Work order –
Every entry below should be printed exactly, without its images.

Listed records –
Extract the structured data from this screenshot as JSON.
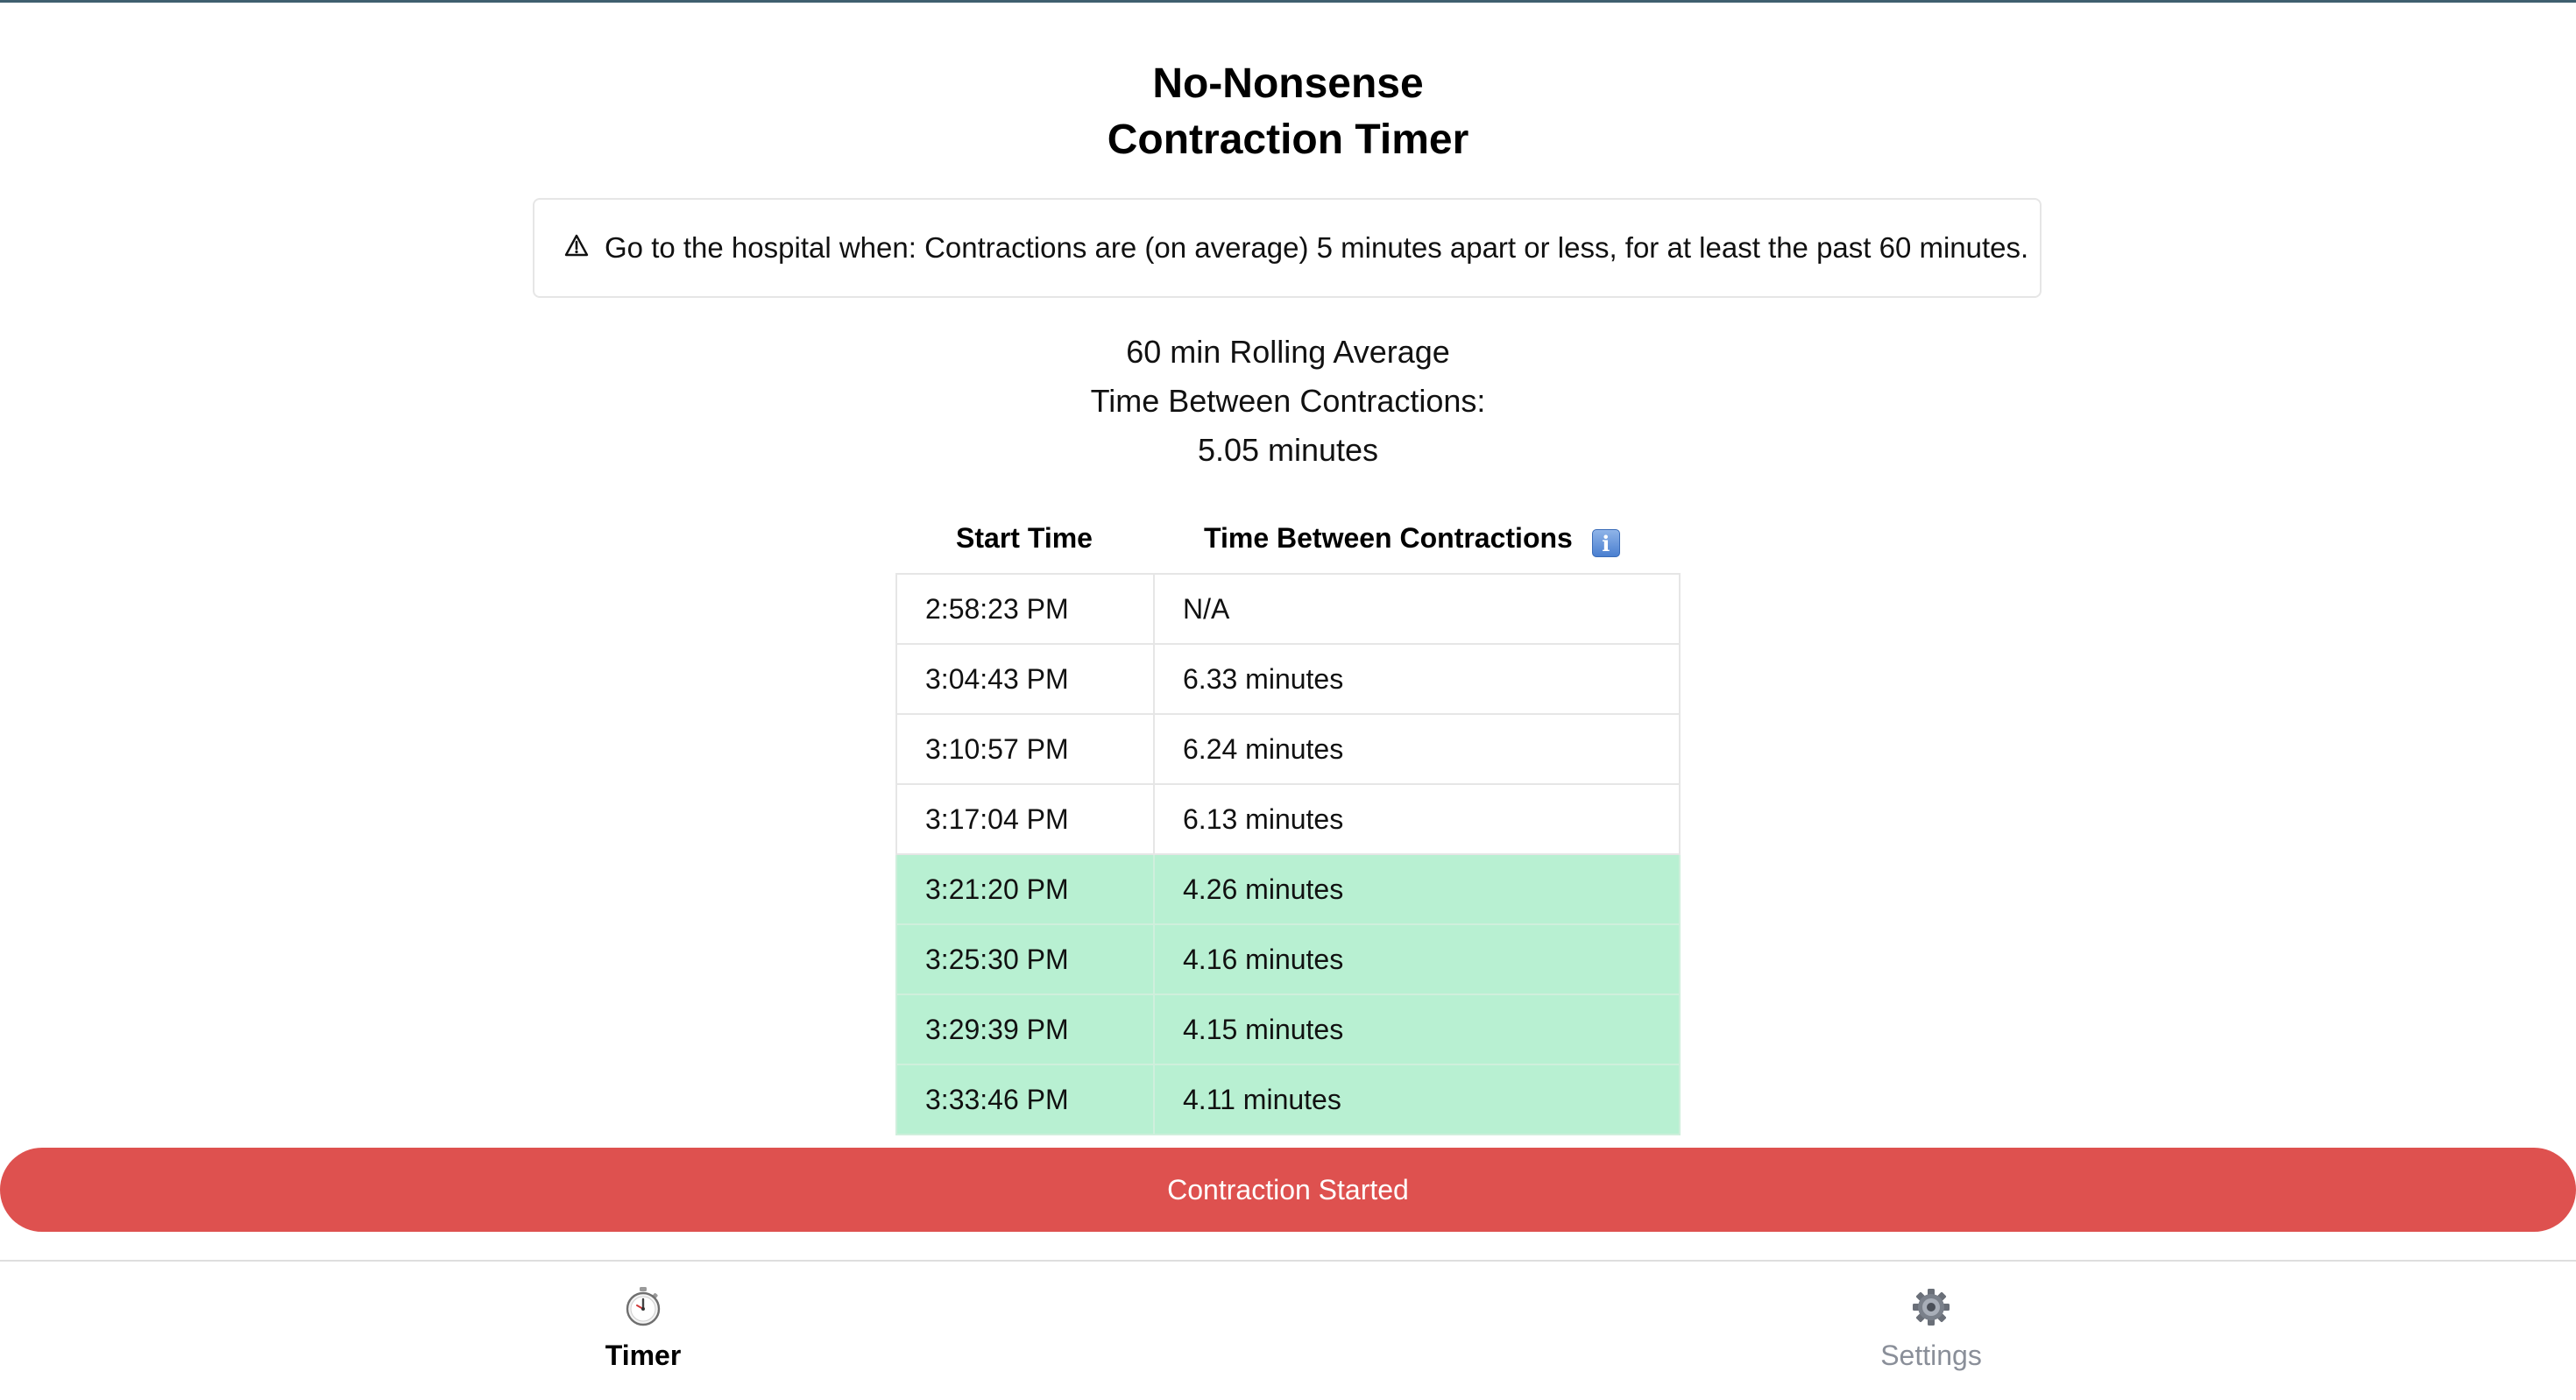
{
  "app": {
    "title_line1": "No-Nonsense",
    "title_line2": "Contraction Timer"
  },
  "alert": {
    "icon": "warning-icon",
    "text": "Go to the hospital when: Contractions are (on average) 5 minutes apart or less, for at least the past 60 minutes."
  },
  "average": {
    "line1": "60 min Rolling Average",
    "line2": "Time Between Contractions:",
    "value": "5.05 minutes"
  },
  "table": {
    "columns": [
      "Start Time",
      "Time Between Contractions"
    ],
    "info_icon": "info-icon",
    "highlight_color": "#b8f0d2",
    "rows": [
      {
        "start": "2:58:23 PM",
        "between": "N/A",
        "highlight": false
      },
      {
        "start": "3:04:43 PM",
        "between": "6.33 minutes",
        "highlight": false
      },
      {
        "start": "3:10:57 PM",
        "between": "6.24 minutes",
        "highlight": false
      },
      {
        "start": "3:17:04 PM",
        "between": "6.13 minutes",
        "highlight": false
      },
      {
        "start": "3:21:20 PM",
        "between": "4.26 minutes",
        "highlight": true
      },
      {
        "start": "3:25:30 PM",
        "between": "4.16 minutes",
        "highlight": true
      },
      {
        "start": "3:29:39 PM",
        "between": "4.15 minutes",
        "highlight": true
      },
      {
        "start": "3:33:46 PM",
        "between": "4.11 minutes",
        "highlight": true
      }
    ]
  },
  "action": {
    "label": "Contraction Started",
    "color": "#de514f"
  },
  "nav": {
    "timer": {
      "label": "Timer",
      "icon": "stopwatch-icon",
      "active": true
    },
    "settings": {
      "label": "Settings",
      "icon": "gear-icon",
      "active": false
    }
  }
}
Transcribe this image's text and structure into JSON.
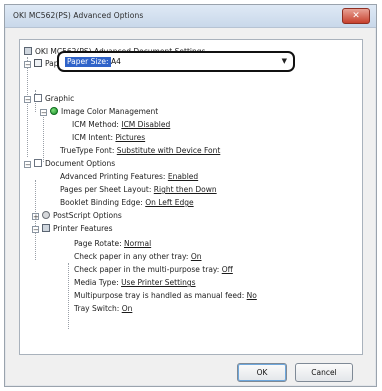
{
  "window": {
    "title": "OKI MC562(PS) Advanced Options",
    "close_label": "✕"
  },
  "tree": {
    "root": "OKI MC562(PS) Advanced Document Settings",
    "paper_output": "Paper/Output",
    "paper_size": {
      "label": "Paper Size:",
      "value": "A4"
    },
    "graphic": "Graphic",
    "icm": "Image Color Management",
    "icm_method": {
      "label": "ICM Method:",
      "value": "ICM Disabled"
    },
    "icm_intent": {
      "label": "ICM Intent:",
      "value": "Pictures"
    },
    "truetype": {
      "label": "TrueType Font:",
      "value": "Substitute with Device Font"
    },
    "doc_options": "Document Options",
    "adv_printing": {
      "label": "Advanced Printing Features:",
      "value": "Enabled"
    },
    "pages_per_sheet": {
      "label": "Pages per Sheet Layout:",
      "value": "Right then Down"
    },
    "booklet": {
      "label": "Booklet Binding Edge:",
      "value": "On Left Edge"
    },
    "postscript": "PostScript Options",
    "printer_features": "Printer Features",
    "page_rotate": {
      "label": "Page Rotate:",
      "value": "Normal"
    },
    "check_other_tray": {
      "label": "Check paper in any other tray:",
      "value": "On"
    },
    "check_mp_tray": {
      "label": "Check paper in the multi-purpose tray:",
      "value": "Off"
    },
    "media_type": {
      "label": "Media Type:",
      "value": "Use Printer Settings"
    },
    "mp_manual": {
      "label": "Multipurpose tray is handled as manual feed:",
      "value": "No"
    },
    "tray_switch": {
      "label": "Tray Switch:",
      "value": "On"
    }
  },
  "buttons": {
    "ok": "OK",
    "cancel": "Cancel"
  }
}
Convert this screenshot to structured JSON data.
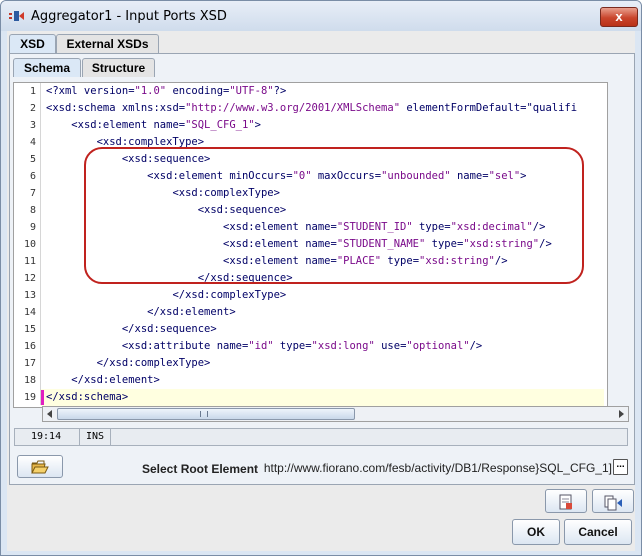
{
  "window": {
    "title": "Aggregator1 - Input Ports XSD",
    "close_symbol": "x"
  },
  "outer_tabs": [
    {
      "label": "XSD",
      "active": true
    },
    {
      "label": "External XSDs",
      "active": false
    }
  ],
  "inner_tabs": [
    {
      "label": "Schema",
      "active": true
    },
    {
      "label": "Structure",
      "active": false
    }
  ],
  "editor": {
    "line_numbers": [
      "1",
      "2",
      "3",
      "4",
      "5",
      "6",
      "7",
      "8",
      "9",
      "10",
      "11",
      "12",
      "13",
      "14",
      "15",
      "16",
      "17",
      "18",
      "19"
    ],
    "lines": [
      "<?xml version=\"1.0\" encoding=\"UTF-8\"?>",
      "<xsd:schema xmlns:xsd=\"http://www.w3.org/2001/XMLSchema\" elementFormDefault=\"qualifi",
      "    <xsd:element name=\"SQL_CFG_1\">",
      "        <xsd:complexType>",
      "            <xsd:sequence>",
      "                <xsd:element minOccurs=\"0\" maxOccurs=\"unbounded\" name=\"sel\">",
      "                    <xsd:complexType>",
      "                        <xsd:sequence>",
      "                            <xsd:element name=\"STUDENT_ID\" type=\"xsd:decimal\"/>",
      "                            <xsd:element name=\"STUDENT_NAME\" type=\"xsd:string\"/>",
      "                            <xsd:element name=\"PLACE\" type=\"xsd:string\"/>",
      "                        </xsd:sequence>",
      "                    </xsd:complexType>",
      "                </xsd:element>",
      "            </xsd:sequence>",
      "            <xsd:attribute name=\"id\" type=\"xsd:long\" use=\"optional\"/>",
      "        </xsd:complexType>",
      "    </xsd:element>",
      "</xsd:schema>"
    ],
    "current_line": 19
  },
  "status_bar": {
    "position": "19:14",
    "mode": "INS"
  },
  "root_element": {
    "label": "Select Root Element",
    "value": "http://www.fiorano.com/fesb/activity/DB1/Response}SQL_CFG_1]",
    "browse_label": "..."
  },
  "buttons": {
    "ok": "OK",
    "cancel": "Cancel"
  },
  "colors": {
    "highlight_box": "#c0221e",
    "tag": "#000066",
    "attribute": "#7a4f00",
    "value": "#7a0a8a"
  }
}
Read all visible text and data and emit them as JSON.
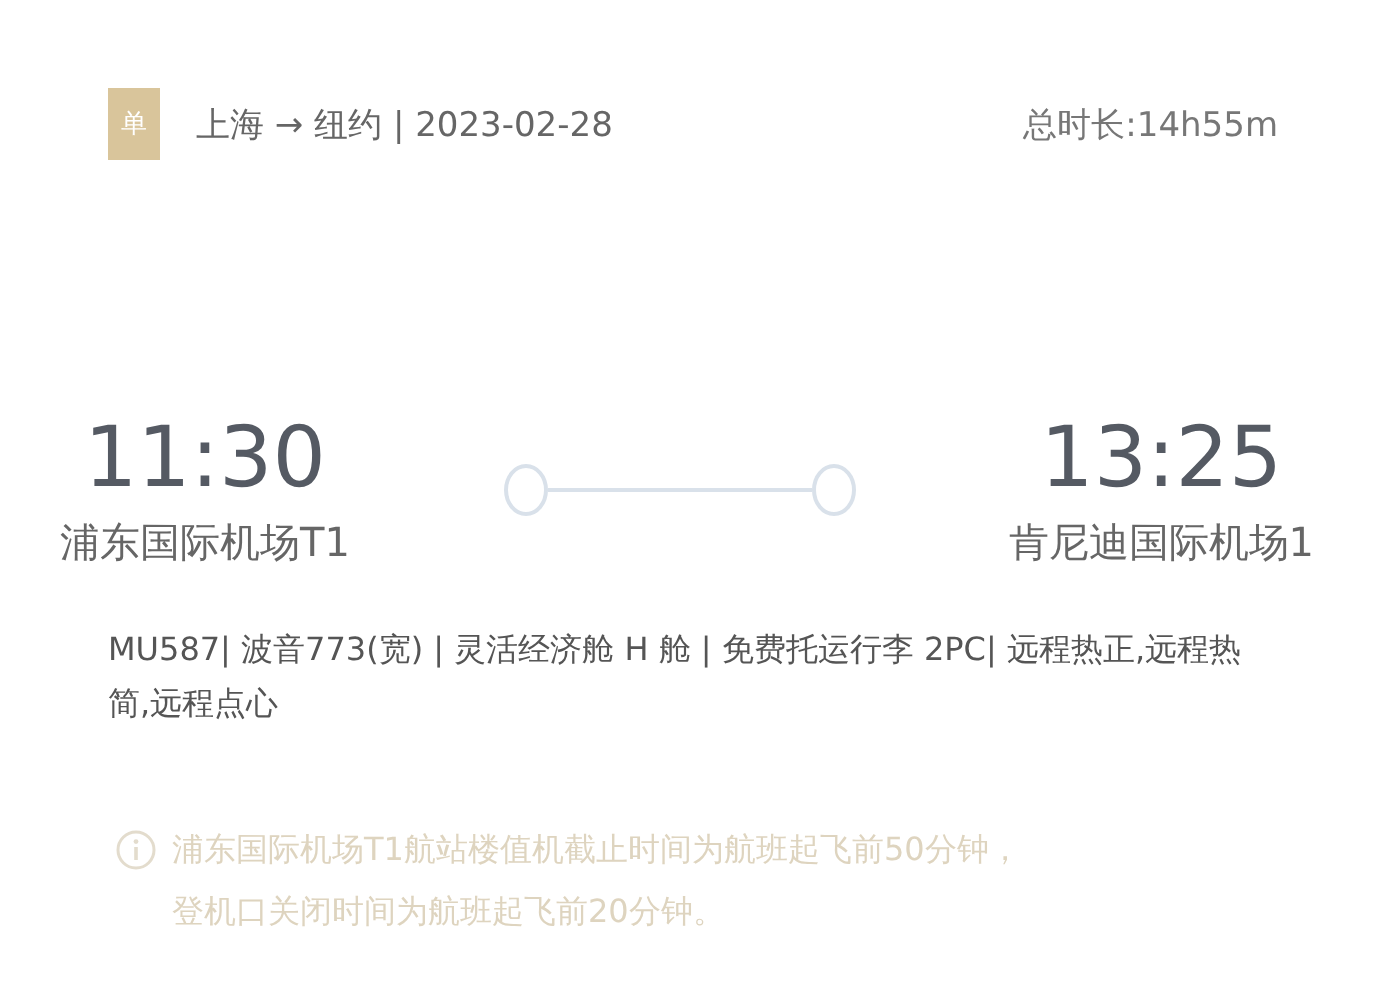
{
  "header": {
    "badge": "单",
    "route": "上海 → 纽约 | 2023-02-28",
    "duration": "总时长:14h55m"
  },
  "departure": {
    "time": "11:30",
    "airport": "浦东国际机场T1"
  },
  "arrival": {
    "time": "13:25",
    "airport": "肯尼迪国际机场1"
  },
  "details": "MU587| 波音773(宽) | 灵活经济舱 H 舱 | 免费托运行李 2PC| 远程热正,远程热简,远程点心",
  "notice": [
    "浦东国际机场T1航站楼值机截止时间为航班起飞前50分钟，",
    "登机口关闭时间为航班起飞前20分钟。"
  ]
}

Response to the task –
Extract the structured data from this screenshot as JSON.
{
  "app": {
    "title_line1": "No-Nonsense",
    "title_line2": "Contraction Timer"
  },
  "alert": {
    "icon": "warning-icon",
    "text": "Go to the hospital when: Contractions are (on average) 5 minutes apart or less, for at least the past 60 minutes."
  },
  "average": {
    "line1": "60 min Rolling Average",
    "line2": "Time Between Contractions:",
    "value": "5.05 minutes"
  },
  "table": {
    "columns": [
      "Start Time",
      "Time Between Contractions"
    ],
    "info_icon": "info-icon",
    "highlight_color": "#b8f0d2",
    "rows": [
      {
        "start": "2:58:23 PM",
        "between": "N/A",
        "highlight": false
      },
      {
        "start": "3:04:43 PM",
        "between": "6.33 minutes",
        "highlight": false
      },
      {
        "start": "3:10:57 PM",
        "between": "6.24 minutes",
        "highlight": false
      },
      {
        "start": "3:17:04 PM",
        "between": "6.13 minutes",
        "highlight": false
      },
      {
        "start": "3:21:20 PM",
        "between": "4.26 minutes",
        "highlight": true
      },
      {
        "start": "3:25:30 PM",
        "between": "4.16 minutes",
        "highlight": true
      },
      {
        "start": "3:29:39 PM",
        "between": "4.15 minutes",
        "highlight": true
      },
      {
        "start": "3:33:46 PM",
        "between": "4.11 minutes",
        "highlight": true
      }
    ]
  },
  "action": {
    "label": "Contraction Started",
    "color": "#de514f"
  },
  "nav": {
    "timer": {
      "label": "Timer",
      "icon": "stopwatch-icon",
      "active": true
    },
    "settings": {
      "label": "Settings",
      "icon": "gear-icon",
      "active": false
    }
  }
}
Transcribe this image's text and structure into JSON.
{
  "window": {
    "title": "OKI MC562(PS) Advanced Options",
    "close_label": "✕"
  },
  "tree": {
    "root": "OKI MC562(PS) Advanced Document Settings",
    "paper_output": "Paper/Output",
    "paper_size": {
      "label": "Paper Size:",
      "value": "A4"
    },
    "graphic": "Graphic",
    "icm": "Image Color Management",
    "icm_method": {
      "label": "ICM Method:",
      "value": "ICM Disabled"
    },
    "icm_intent": {
      "label": "ICM Intent:",
      "value": "Pictures"
    },
    "truetype": {
      "label": "TrueType Font:",
      "value": "Substitute with Device Font"
    },
    "doc_options": "Document Options",
    "adv_printing": {
      "label": "Advanced Printing Features:",
      "value": "Enabled"
    },
    "pages_per_sheet": {
      "label": "Pages per Sheet Layout:",
      "value": "Right then Down"
    },
    "booklet": {
      "label": "Booklet Binding Edge:",
      "value": "On Left Edge"
    },
    "postscript": "PostScript Options",
    "printer_features": "Printer Features",
    "page_rotate": {
      "label": "Page Rotate:",
      "value": "Normal"
    },
    "check_other_tray": {
      "label": "Check paper in any other tray:",
      "value": "On"
    },
    "check_mp_tray": {
      "label": "Check paper in the multi-purpose tray:",
      "value": "Off"
    },
    "media_type": {
      "label": "Media Type:",
      "value": "Use Printer Settings"
    },
    "mp_manual": {
      "label": "Multipurpose tray is handled as manual feed:",
      "value": "No"
    },
    "tray_switch": {
      "label": "Tray Switch:",
      "value": "On"
    }
  },
  "buttons": {
    "ok": "OK",
    "cancel": "Cancel"
  }
}
Convert this screenshot to structured JSON data.
{
  "window": {
    "title": "Aggregator1 - Input Ports XSD",
    "close_symbol": "x"
  },
  "outer_tabs": [
    {
      "label": "XSD",
      "active": true
    },
    {
      "label": "External XSDs",
      "active": false
    }
  ],
  "inner_tabs": [
    {
      "label": "Schema",
      "active": true
    },
    {
      "label": "Structure",
      "active": false
    }
  ],
  "editor": {
    "line_numbers": [
      "1",
      "2",
      "3",
      "4",
      "5",
      "6",
      "7",
      "8",
      "9",
      "10",
      "11",
      "12",
      "13",
      "14",
      "15",
      "16",
      "17",
      "18",
      "19"
    ],
    "lines": [
      "<?xml version=\"1.0\" encoding=\"UTF-8\"?>",
      "<xsd:schema xmlns:xsd=\"http://www.w3.org/2001/XMLSchema\" elementFormDefault=\"qualifi",
      "    <xsd:element name=\"SQL_CFG_1\">",
      "        <xsd:complexType>",
      "            <xsd:sequence>",
      "                <xsd:element minOccurs=\"0\" maxOccurs=\"unbounded\" name=\"sel\">",
      "                    <xsd:complexType>",
      "                        <xsd:sequence>",
      "                            <xsd:element name=\"STUDENT_ID\" type=\"xsd:decimal\"/>",
      "                            <xsd:element name=\"STUDENT_NAME\" type=\"xsd:string\"/>",
      "                            <xsd:element name=\"PLACE\" type=\"xsd:string\"/>",
      "                        </xsd:sequence>",
      "                    </xsd:complexType>",
      "                </xsd:element>",
      "            </xsd:sequence>",
      "            <xsd:attribute name=\"id\" type=\"xsd:long\" use=\"optional\"/>",
      "        </xsd:complexType>",
      "    </xsd:element>",
      "</xsd:schema>"
    ],
    "current_line": 19
  },
  "status_bar": {
    "position": "19:14",
    "mode": "INS"
  },
  "root_element": {
    "label": "Select Root Element",
    "value": "http://www.fiorano.com/fesb/activity/DB1/Response}SQL_CFG_1]",
    "browse_label": "..."
  },
  "buttons": {
    "ok": "OK",
    "cancel": "Cancel"
  },
  "colors": {
    "highlight_box": "#c0221e",
    "tag": "#000066",
    "attribute": "#7a4f00",
    "value": "#7a0a8a"
  }
}
Read all visible text and data and emit them as JSON.
{
  "header": {
    "badge": "单",
    "route": "上海 → 纽约 | 2023-02-28",
    "duration": "总时长:14h55m"
  },
  "departure": {
    "time": "11:30",
    "airport": "浦东国际机场T1"
  },
  "arrival": {
    "time": "13:25",
    "airport": "肯尼迪国际机场1"
  },
  "details": "MU587| 波音773(宽) | 灵活经济舱 H 舱 | 免费托运行李 2PC| 远程热正,远程热简,远程点心",
  "notice": [
    "浦东国际机场T1航站楼值机截止时间为航班起飞前50分钟，",
    "登机口关闭时间为航班起飞前20分钟。"
  ]
}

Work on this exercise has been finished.